review of Reflections of a Wine Merchant by Neal Rosenthal (Farrar, Straus & Giroux, 2008)
It hasn’t always been so, but today it is the great paradox of wine that something so simple as a glass of fermented grape juice should be at the center of such impassioned worldwide considerations of taste and style, history and tradition, craftsmanship and global marketing. In my job as a sommelier, I live in the constant presence of this paradox. I make a living buying and selling wine, gauging levels of quality, weighing in tableside on the latest curiosity, recycling stories about great bottles and the great people who made them.
And yet all of this must seem gratuitous—even silly, to lots of people whose faces conceal none of the stupefaction they seem to feel when people start talking about wine. For many, when the conversation turns complex and philosophical about wine—it’s all much ado about nothing but a simple little drink. But to those who do fall under the mysteriously beguiling captivation wine can conjure, it is a source of never-ending nuance, intrigue and even controversy. From beginning wine drinkers moving through a tasting room schedule in Napa to old hands debating the relative merits of two vintages of Burgundy from the 1970’s, the universe of wine can seem like an interminable series of unanswerable questions. What makes this taste this way? Why does that taste so different? Why is that wine so expensive? Will this bottle be even more spellbinding in ten years than it is now?

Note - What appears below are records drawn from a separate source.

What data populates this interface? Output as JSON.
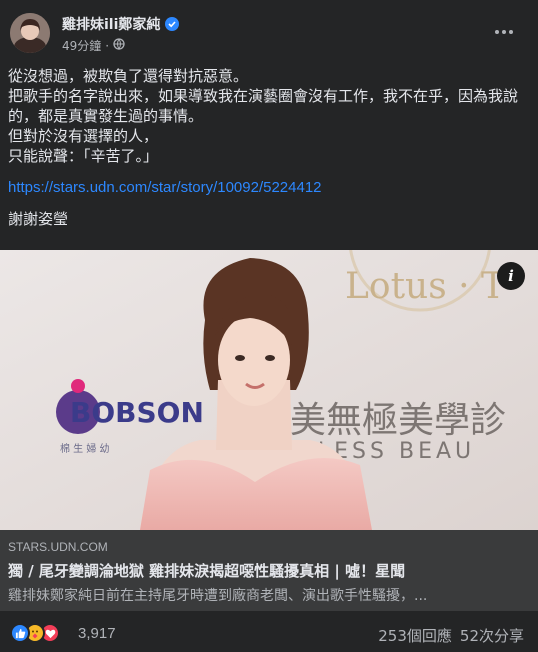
{
  "header": {
    "author": "雞排妹ili鄭家純",
    "time": "49分鐘",
    "separator": "·"
  },
  "post": {
    "lines": [
      "從沒想過，被欺負了還得對抗惡意。",
      "把歌手的名字說出來，如果導致我在演藝圈會沒有工作，我不在乎，因為我說的，都是真實發生過的事情。",
      "但對於沒有選擇的人，",
      "只能說聲：「辛苦了。」"
    ],
    "link": "https://stars.udn.com/star/story/10092/5224412",
    "thanks": "謝謝姿瑩"
  },
  "photo": {
    "sign_text_1": "Lotus · T",
    "sign_text_2": "美無極美學診",
    "sign_text_3": "ELESS BEAU",
    "sponsor": "BOBSON",
    "sponsor_sub": "棉 生 婦 幼"
  },
  "preview": {
    "domain": "STARS.UDN.COM",
    "headline": "獨 / 尾牙變調淪地獄 雞排妹淚揭超噁性騷擾真相 | 噓！星聞",
    "description": "雞排妹鄭家純日前在主持尾牙時遭到廠商老闆、演出歌手性騷擾，..."
  },
  "stats": {
    "reaction_count": "3,917",
    "comments": "253個回應",
    "shares": "52次分享"
  },
  "colors": {
    "background": "#242526",
    "link": "#2d88ff",
    "like": "#2d88ff",
    "care": "#f7b928",
    "love": "#f33e58"
  }
}
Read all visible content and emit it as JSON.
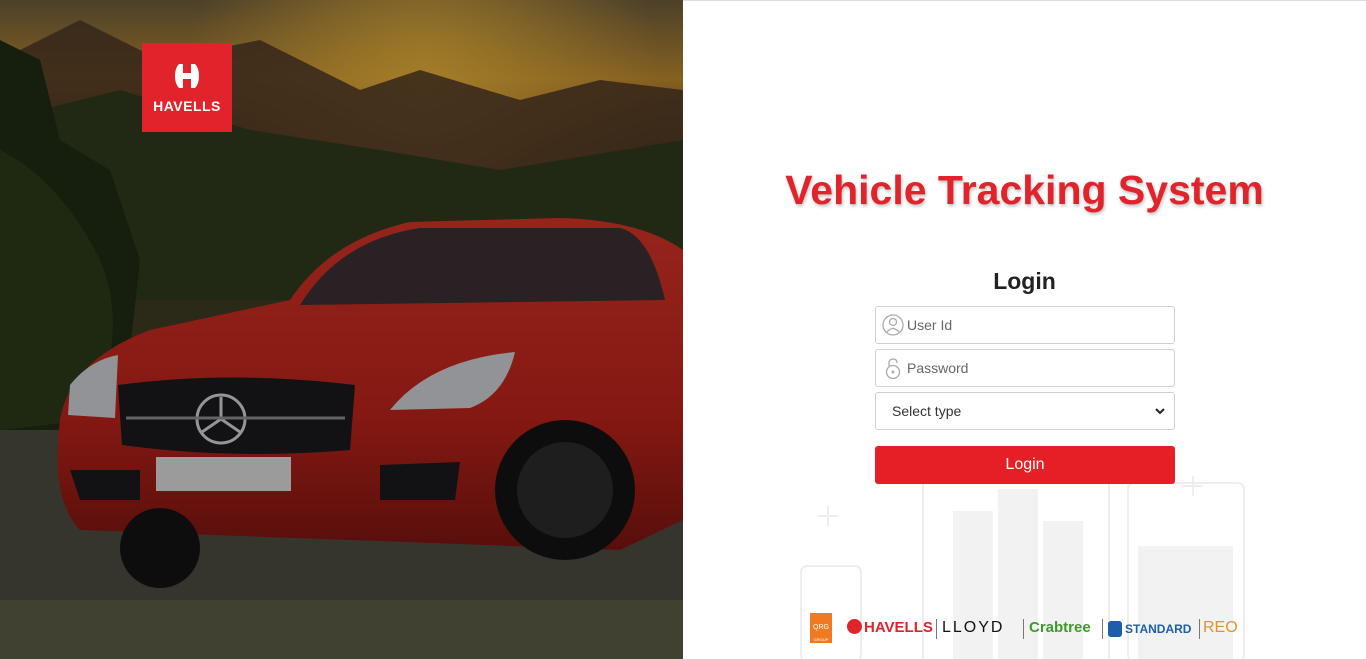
{
  "brand_logo": {
    "text": "HAVELLS",
    "color": "#e1242b"
  },
  "app": {
    "title": "Vehicle Tracking System"
  },
  "login": {
    "heading": "Login",
    "user_id_placeholder": "User Id",
    "password_placeholder": "Password",
    "type_select": {
      "selected": "Select type"
    },
    "button_label": "Login",
    "accent_color": "#e61f26"
  },
  "footer_brands": {
    "qrg": "QRG",
    "qrg_sub": "GROUP",
    "havells": "HAVELLS",
    "lloyd": "LLOYD",
    "crabtree": "Crabtree",
    "standard": "STANDARD",
    "reo": "REO"
  },
  "icons": [
    "user-icon",
    "lock-icon",
    "chevron-down-icon",
    "havells-logo-icon"
  ]
}
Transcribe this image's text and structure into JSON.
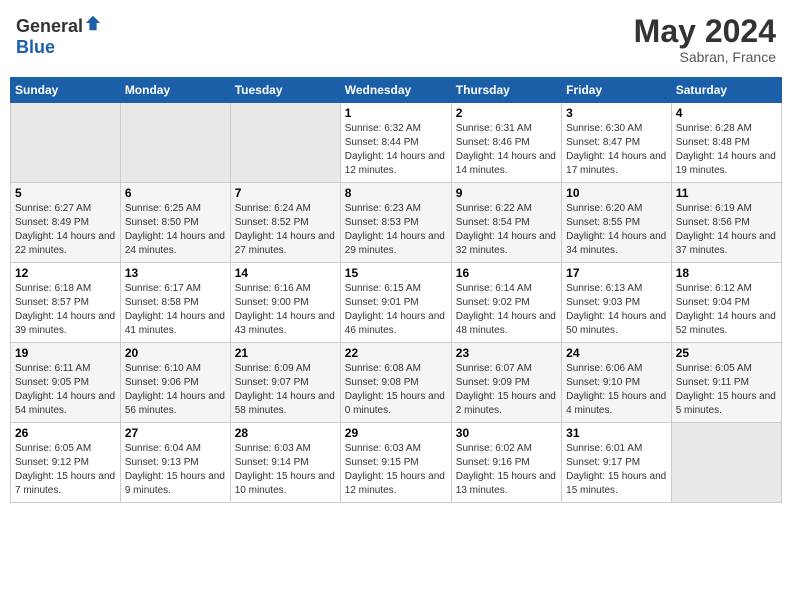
{
  "header": {
    "logo_general": "General",
    "logo_blue": "Blue",
    "month": "May 2024",
    "location": "Sabran, France"
  },
  "weekdays": [
    "Sunday",
    "Monday",
    "Tuesday",
    "Wednesday",
    "Thursday",
    "Friday",
    "Saturday"
  ],
  "weeks": [
    [
      {
        "day": "",
        "info": ""
      },
      {
        "day": "",
        "info": ""
      },
      {
        "day": "",
        "info": ""
      },
      {
        "day": "1",
        "info": "Sunrise: 6:32 AM\nSunset: 8:44 PM\nDaylight: 14 hours and 12 minutes."
      },
      {
        "day": "2",
        "info": "Sunrise: 6:31 AM\nSunset: 8:46 PM\nDaylight: 14 hours and 14 minutes."
      },
      {
        "day": "3",
        "info": "Sunrise: 6:30 AM\nSunset: 8:47 PM\nDaylight: 14 hours and 17 minutes."
      },
      {
        "day": "4",
        "info": "Sunrise: 6:28 AM\nSunset: 8:48 PM\nDaylight: 14 hours and 19 minutes."
      }
    ],
    [
      {
        "day": "5",
        "info": "Sunrise: 6:27 AM\nSunset: 8:49 PM\nDaylight: 14 hours and 22 minutes."
      },
      {
        "day": "6",
        "info": "Sunrise: 6:25 AM\nSunset: 8:50 PM\nDaylight: 14 hours and 24 minutes."
      },
      {
        "day": "7",
        "info": "Sunrise: 6:24 AM\nSunset: 8:52 PM\nDaylight: 14 hours and 27 minutes."
      },
      {
        "day": "8",
        "info": "Sunrise: 6:23 AM\nSunset: 8:53 PM\nDaylight: 14 hours and 29 minutes."
      },
      {
        "day": "9",
        "info": "Sunrise: 6:22 AM\nSunset: 8:54 PM\nDaylight: 14 hours and 32 minutes."
      },
      {
        "day": "10",
        "info": "Sunrise: 6:20 AM\nSunset: 8:55 PM\nDaylight: 14 hours and 34 minutes."
      },
      {
        "day": "11",
        "info": "Sunrise: 6:19 AM\nSunset: 8:56 PM\nDaylight: 14 hours and 37 minutes."
      }
    ],
    [
      {
        "day": "12",
        "info": "Sunrise: 6:18 AM\nSunset: 8:57 PM\nDaylight: 14 hours and 39 minutes."
      },
      {
        "day": "13",
        "info": "Sunrise: 6:17 AM\nSunset: 8:58 PM\nDaylight: 14 hours and 41 minutes."
      },
      {
        "day": "14",
        "info": "Sunrise: 6:16 AM\nSunset: 9:00 PM\nDaylight: 14 hours and 43 minutes."
      },
      {
        "day": "15",
        "info": "Sunrise: 6:15 AM\nSunset: 9:01 PM\nDaylight: 14 hours and 46 minutes."
      },
      {
        "day": "16",
        "info": "Sunrise: 6:14 AM\nSunset: 9:02 PM\nDaylight: 14 hours and 48 minutes."
      },
      {
        "day": "17",
        "info": "Sunrise: 6:13 AM\nSunset: 9:03 PM\nDaylight: 14 hours and 50 minutes."
      },
      {
        "day": "18",
        "info": "Sunrise: 6:12 AM\nSunset: 9:04 PM\nDaylight: 14 hours and 52 minutes."
      }
    ],
    [
      {
        "day": "19",
        "info": "Sunrise: 6:11 AM\nSunset: 9:05 PM\nDaylight: 14 hours and 54 minutes."
      },
      {
        "day": "20",
        "info": "Sunrise: 6:10 AM\nSunset: 9:06 PM\nDaylight: 14 hours and 56 minutes."
      },
      {
        "day": "21",
        "info": "Sunrise: 6:09 AM\nSunset: 9:07 PM\nDaylight: 14 hours and 58 minutes."
      },
      {
        "day": "22",
        "info": "Sunrise: 6:08 AM\nSunset: 9:08 PM\nDaylight: 15 hours and 0 minutes."
      },
      {
        "day": "23",
        "info": "Sunrise: 6:07 AM\nSunset: 9:09 PM\nDaylight: 15 hours and 2 minutes."
      },
      {
        "day": "24",
        "info": "Sunrise: 6:06 AM\nSunset: 9:10 PM\nDaylight: 15 hours and 4 minutes."
      },
      {
        "day": "25",
        "info": "Sunrise: 6:05 AM\nSunset: 9:11 PM\nDaylight: 15 hours and 5 minutes."
      }
    ],
    [
      {
        "day": "26",
        "info": "Sunrise: 6:05 AM\nSunset: 9:12 PM\nDaylight: 15 hours and 7 minutes."
      },
      {
        "day": "27",
        "info": "Sunrise: 6:04 AM\nSunset: 9:13 PM\nDaylight: 15 hours and 9 minutes."
      },
      {
        "day": "28",
        "info": "Sunrise: 6:03 AM\nSunset: 9:14 PM\nDaylight: 15 hours and 10 minutes."
      },
      {
        "day": "29",
        "info": "Sunrise: 6:03 AM\nSunset: 9:15 PM\nDaylight: 15 hours and 12 minutes."
      },
      {
        "day": "30",
        "info": "Sunrise: 6:02 AM\nSunset: 9:16 PM\nDaylight: 15 hours and 13 minutes."
      },
      {
        "day": "31",
        "info": "Sunrise: 6:01 AM\nSunset: 9:17 PM\nDaylight: 15 hours and 15 minutes."
      },
      {
        "day": "",
        "info": ""
      }
    ]
  ]
}
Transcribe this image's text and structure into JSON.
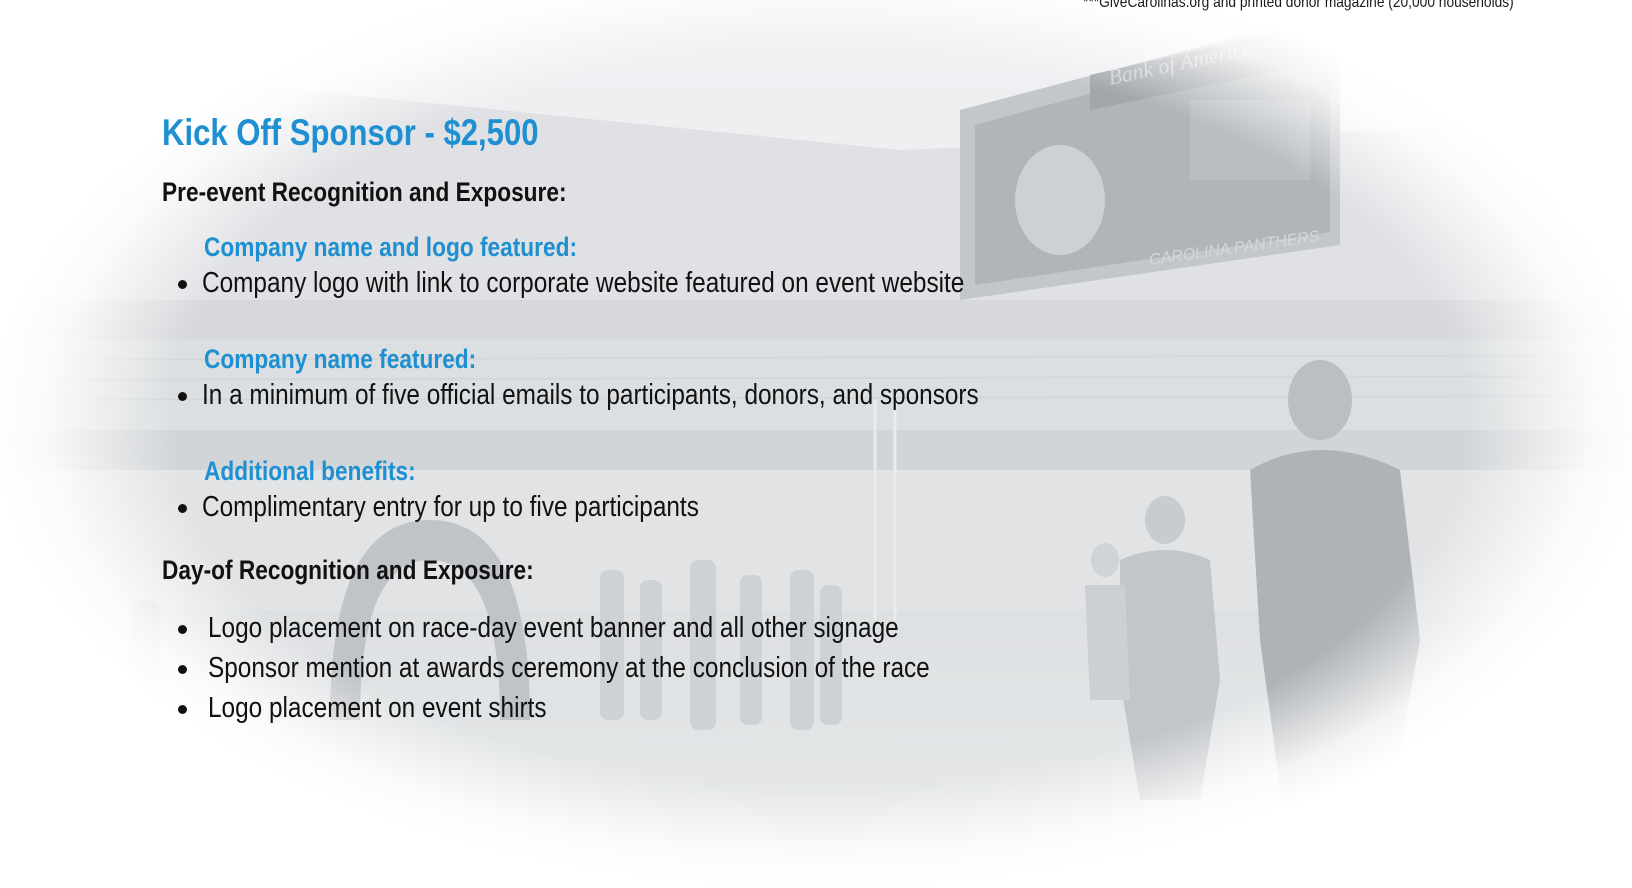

Under the surface the considerations seem more momentous and more complicated, some of them cutting straight to the core of how people taste, what sort of work we value, how we regard our relationship with the natural world. Wine is the world’s lone example of an agricultural product, theoretically available in every corner of the globe, which has as much to do with artisanal human stewardship as it does with what the soil and the sun yields. With a little prodding, fields produce wheat and corn and apples and tomatoes, but wine production requires a vastly different quality of human effort—both physically and mentally.